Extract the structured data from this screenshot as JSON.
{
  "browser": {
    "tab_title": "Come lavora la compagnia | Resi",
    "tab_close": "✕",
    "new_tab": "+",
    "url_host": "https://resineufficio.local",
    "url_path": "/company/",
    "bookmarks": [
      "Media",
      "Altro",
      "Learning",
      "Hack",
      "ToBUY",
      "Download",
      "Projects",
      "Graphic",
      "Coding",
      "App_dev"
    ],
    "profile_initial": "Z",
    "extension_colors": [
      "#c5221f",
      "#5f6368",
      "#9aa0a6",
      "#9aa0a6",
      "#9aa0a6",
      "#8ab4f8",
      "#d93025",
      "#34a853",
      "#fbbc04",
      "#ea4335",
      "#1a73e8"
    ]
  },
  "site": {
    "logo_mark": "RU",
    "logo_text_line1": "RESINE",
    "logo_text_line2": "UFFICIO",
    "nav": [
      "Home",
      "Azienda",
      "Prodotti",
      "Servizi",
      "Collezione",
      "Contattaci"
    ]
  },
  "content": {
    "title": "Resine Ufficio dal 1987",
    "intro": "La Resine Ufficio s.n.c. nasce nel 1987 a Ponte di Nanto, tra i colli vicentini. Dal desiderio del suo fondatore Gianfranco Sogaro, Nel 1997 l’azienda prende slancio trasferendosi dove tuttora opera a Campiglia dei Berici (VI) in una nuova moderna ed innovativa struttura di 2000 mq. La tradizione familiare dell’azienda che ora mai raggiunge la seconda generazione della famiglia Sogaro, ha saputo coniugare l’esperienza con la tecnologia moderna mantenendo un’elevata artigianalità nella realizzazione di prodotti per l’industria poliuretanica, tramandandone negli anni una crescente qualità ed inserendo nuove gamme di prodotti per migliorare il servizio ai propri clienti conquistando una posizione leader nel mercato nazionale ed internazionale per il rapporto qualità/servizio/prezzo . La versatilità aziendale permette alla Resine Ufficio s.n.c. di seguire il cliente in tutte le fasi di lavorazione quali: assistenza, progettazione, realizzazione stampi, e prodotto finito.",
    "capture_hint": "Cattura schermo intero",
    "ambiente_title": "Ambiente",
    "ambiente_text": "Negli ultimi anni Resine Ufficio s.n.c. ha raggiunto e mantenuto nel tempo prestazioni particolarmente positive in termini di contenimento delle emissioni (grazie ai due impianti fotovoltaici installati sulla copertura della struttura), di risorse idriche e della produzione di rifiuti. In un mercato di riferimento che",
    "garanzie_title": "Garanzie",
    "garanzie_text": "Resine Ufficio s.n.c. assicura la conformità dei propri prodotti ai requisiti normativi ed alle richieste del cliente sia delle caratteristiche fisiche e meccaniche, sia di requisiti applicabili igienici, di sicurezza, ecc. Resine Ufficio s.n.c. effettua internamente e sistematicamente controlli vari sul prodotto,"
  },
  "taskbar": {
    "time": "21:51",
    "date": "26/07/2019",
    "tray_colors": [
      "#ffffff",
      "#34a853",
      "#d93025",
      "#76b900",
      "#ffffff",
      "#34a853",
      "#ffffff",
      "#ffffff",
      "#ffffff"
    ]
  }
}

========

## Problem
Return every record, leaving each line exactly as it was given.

## Completed task
Extract the structured data from this screenshot as JSON.
{
  "browser": {
    "tab_title": "Come lavora la compagnia | Resi",
    "tab_close": "✕",
    "new_tab": "+",
    "url_host": "https://resineufficio.local",
    "url_path": "/company/",
    "bookmarks": [
      "Media",
      "Altro",
      "Learning",
      "Hack",
      "ToBUY",
      "Download",
      "Projects",
      "Graphic",
      "Coding",
      "App_dev"
    ],
    "profile_initial": "Z",
    "extension_colors": [
      "#c5221f",
      "#5f6368",
      "#9aa0a6",
      "#9aa0a6",
      "#9aa0a6",
      "#8ab4f8",
      "#d93025",
      "#34a853",
      "#fbbc04",
      "#ea4335",
      "#1a73e8"
    ]
  },
  "site": {
    "logo_mark": "RU",
    "logo_text_line1": "RESINE",
    "logo_text_line2": "UFFICIO",
    "nav": [
      "Home",
      "Azienda",
      "Prodotti",
      "Servizi",
      "Collezione",
      "Contattaci"
    ]
  },
  "content": {
    "title": "Resine Ufficio dal 1987",
    "intro": "La Resine Ufficio s.n.c. nasce nel 1987 a Ponte di Nanto, tra i colli vicentini. Dal desiderio del suo fondatore Gianfranco Sogaro, Nel 1997 l’azienda prende slancio trasferendosi dove tuttora opera a Campiglia dei Berici (VI) in una nuova moderna ed innovativa struttura di 2000 mq. La tradizione familiare dell’azienda che ora mai raggiunge la seconda generazione della famiglia Sogaro, ha saputo coniugare l’esperienza con la tecnologia moderna mantenendo un’elevata artigianalità nella realizzazione di prodotti per l’industria poliuretanica, tramandandone negli anni una crescente qualità ed inserendo nuove gamme di prodotti per migliorare il servizio ai propri clienti conquistando una posizione leader nel mercato nazionale ed internazionale per il rapporto qualità/servizio/prezzo . La versatilità aziendale permette alla Resine Ufficio s.n.c. di seguire il cliente in tutte le fasi di lavorazione quali: assistenza, progettazione, realizzazione stampi, e prodotto finito.",
    "capture_hint": "Cattura schermo intero",
    "ambiente_title": "Ambiente",
    "ambiente_text": "Negli ultimi anni Resine Ufficio s.n.c. ha raggiunto e mantenuto nel tempo prestazioni particolarmente positive in termini di contenimento delle emissioni (grazie ai due impianti fotovoltaici installati sulla copertura della struttura), di risorse idriche e della produzione di rifiuti. In un mercato di riferimento che",
    "garanzie_title": "Garanzie",
    "garanzie_text": "Resine Ufficio s.n.c. assicura la conformità dei propri prodotti ai requisiti normativi ed alle richieste del cliente sia delle caratteristiche fisiche e meccaniche, sia di requisiti applicabili igienici, di sicurezza, ecc. Resine Ufficio s.n.c. effettua internamente e sistematicamente controlli vari sul prodotto,"
  },
  "taskbar": {
    "time": "21:51",
    "date": "26/07/2019",
    "tray_colors": [
      "#ffffff",
      "#34a853",
      "#d93025",
      "#76b900",
      "#ffffff",
      "#34a853",
      "#ffffff",
      "#ffffff",
      "#ffffff"
    ]
  }
}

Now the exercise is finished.